Net State Government Costs for Medi-Cal. As discussed above, the initiative’s staffing ratio and transition time requirements would increase operating costs for CDCs. Increased costs at CDCs could increase state costs in the Medi-Cal program, both in the short term and long term. In the short term, it is unclear to what extent, if at all, potential increases in CDC operating costs would ultimately be reflected in Medicare and Medi-Cal FFS rates. As noted previously, CDCs and governing entities do not directly negotiate rates with Medicare, and Medi-Cal FFS rates (for dual eligibles) are based on Medicare rates. Most non-dual eligibles with ESRD, however, receive dialysis through Medi-Cal managed care. CDCs with increased operating costs could charge higher rates to Medi-Cal managed care plans, and plans’ higher costs could ultimately be reflected in higher capitation payments from the state. Non-dual eligibles with ESRD, however, are a small population within Medi-Cal managed care. Commercial Medi-Cal managed care plans’ higher costs could also be offset somewhat—either through receiving rebates or negotiating lower prices with providers—if such plans are considered eligible for rebates under this measure. To the extent such commercial plans do receive rebates or negotiate lower prices, there could be modest offsetting savings to the Medi-Cal program. Over the long term, increased costs for CDCs could put upward pressure on Medicare rates. To the extent that Medicare rates are adjusted upward to reflect increased costs, the state would eventually have increased costs for dual eligibles with ESRD in the Medi-Cal FFS delivery system. We estimate that total net state costs could be in the low tens of millions of dollars annually in the long run.

Highly Uncertain Fiscal Effects From Potential Changes in Quality and Availability of Treatment. Depending on how CDCs respond to the measure, the quality and availability of dialysis treatment in California could change, with potential fiscal effects on state and local governments. For example, it is possible that the staffing and transition time requirements imposed by the measure could improve the overall quality of dialysis treatment in the state and result in an improvement in health outcomes for dialysis patients, such as reduced hospitalizations. To the extent that the requirements of the measure reduce dialysis patients’ need for health care services beyond dialysis treatment, state and local government costs related to health care (including costs to provide health care to employees and retirees or costs to fund Medi-Cal and other state programs that provide health coverage for certain California residents) could be reduced.
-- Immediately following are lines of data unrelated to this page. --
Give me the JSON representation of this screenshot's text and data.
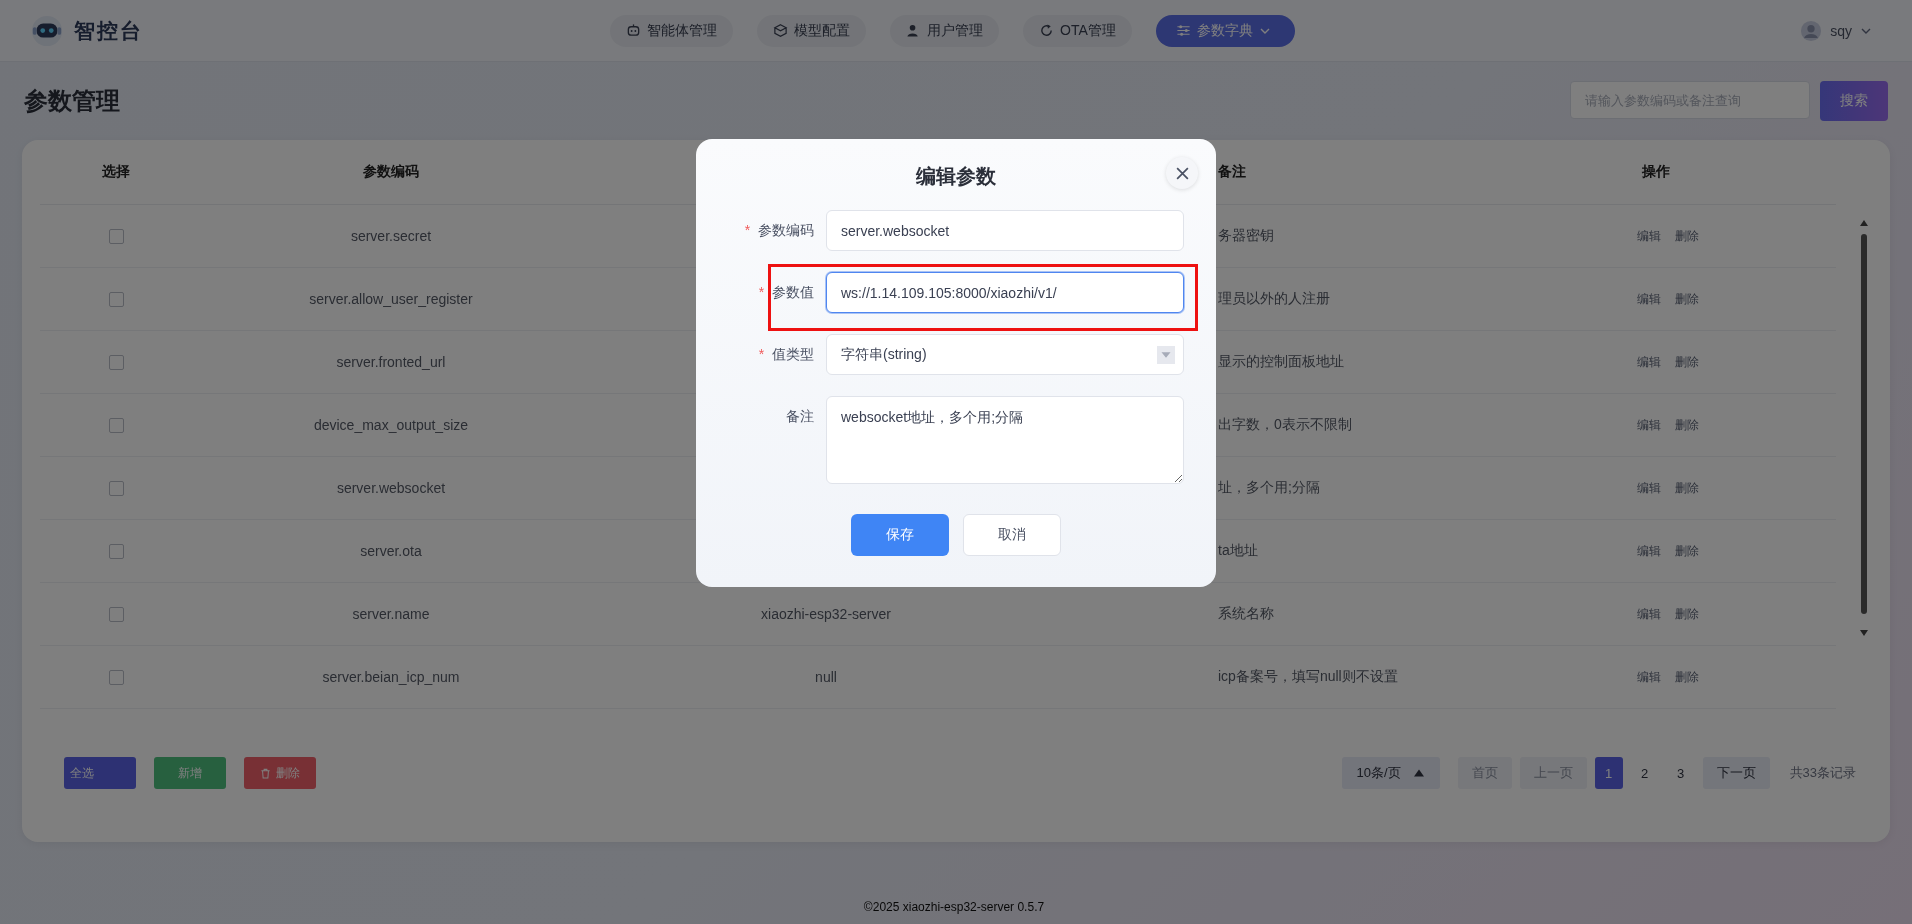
{
  "header": {
    "brand": "智控台",
    "nav": [
      {
        "label": "智能体管理",
        "selected": false,
        "dropdown": false
      },
      {
        "label": "模型配置",
        "selected": false,
        "dropdown": false
      },
      {
        "label": "用户管理",
        "selected": false,
        "dropdown": false
      },
      {
        "label": "OTA管理",
        "selected": false,
        "dropdown": false
      },
      {
        "label": "参数字典",
        "selected": true,
        "dropdown": true
      }
    ],
    "user": "sqy"
  },
  "page_title": "参数管理",
  "search": {
    "placeholder": "请输入参数编码或备注查询",
    "button": "搜索"
  },
  "table": {
    "columns": [
      "选择",
      "参数编码",
      "备注",
      "操作"
    ],
    "rows": [
      {
        "checked": false,
        "code": "server.secret",
        "remark": "务器密钥",
        "actions": [
          "编辑",
          "删除"
        ]
      },
      {
        "checked": false,
        "code": "server.allow_user_register",
        "remark": "理员以外的人注册",
        "actions": [
          "编辑",
          "删除"
        ]
      },
      {
        "checked": false,
        "code": "server.fronted_url",
        "remark": "显示的控制面板地址",
        "actions": [
          "编辑",
          "删除"
        ]
      },
      {
        "checked": false,
        "code": "device_max_output_size",
        "remark": "出字数，0表示不限制",
        "actions": [
          "编辑",
          "删除"
        ]
      },
      {
        "checked": false,
        "code": "server.websocket",
        "remark": "址，多个用;分隔",
        "actions": [
          "编辑",
          "删除"
        ]
      },
      {
        "checked": false,
        "code": "server.ota",
        "remark": "ta地址",
        "actions": [
          "编辑",
          "删除"
        ]
      },
      {
        "checked": false,
        "code": "server.name",
        "value": "xiaozhi-esp32-server",
        "remark": "系统名称",
        "actions": [
          "编辑",
          "删除"
        ]
      },
      {
        "checked": false,
        "code": "server.beian_icp_num",
        "value": "null",
        "remark": "icp备案号，填写null则不设置",
        "actions": [
          "编辑",
          "删除"
        ]
      }
    ]
  },
  "bulk_actions": [
    {
      "label": "全选",
      "kind": "select"
    },
    {
      "label": "新增",
      "kind": "add"
    },
    {
      "label": "删除",
      "kind": "delete"
    }
  ],
  "pagination": {
    "page_size": "10条/页",
    "first": "首页",
    "prev": "上一页",
    "pages": [
      {
        "label": "1",
        "selected": true
      },
      {
        "label": "2",
        "selected": false
      },
      {
        "label": "3",
        "selected": false
      }
    ],
    "next": "下一页",
    "total": "共33条记录"
  },
  "footer": "©2025 xiaozhi-esp32-server 0.5.7",
  "dialog": {
    "title": "编辑参数",
    "fields": [
      {
        "label": "参数编码",
        "required_mark": "*",
        "kind": "input",
        "value": "server.websocket",
        "focused": false,
        "highlighted": false
      },
      {
        "label": "参数值",
        "required_mark": "*",
        "kind": "input",
        "value": "ws://1.14.109.105:8000/xiaozhi/v1/",
        "focused": true,
        "highlighted": true
      },
      {
        "label": "值类型",
        "required_mark": "*",
        "kind": "select",
        "value": "字符串(string)",
        "focused": false,
        "highlighted": false
      },
      {
        "label": "备注",
        "kind": "textarea",
        "value": "websocket地址，多个用;分隔",
        "focused": false,
        "highlighted": false
      }
    ],
    "save": "保存",
    "cancel": "取消"
  }
}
On the other hand, if CDCs collectively reduce operations in the state as a result of the measure’s requirements, the availability of outpatient dialysis services might be reduced. In that case, patients might seek dialysis treatment in more expensive inpatient settings or could require additional treatment related to not having timely access to dialysis treatment. This could potentially result in higher state and local government costs related to health care. Whether these effects would ultimately materialize or what their potential magnitude would be are highly uncertain.

Summary of Fiscal Effects

We estimate that the measure would have the following major fiscal impacts:

  • State administrative costs of around $10 million annually to be covered by increases in license fees on chronic dialysis clinics.

  • State and local government savings associated with reduced government employee and retiree health benefits spending on dialysis treatment, potentially up to tens of millions of dollars annually.

  • Net state government costs for Medi-Cal, potentially in the low tens of millions of dollars annually in the long run.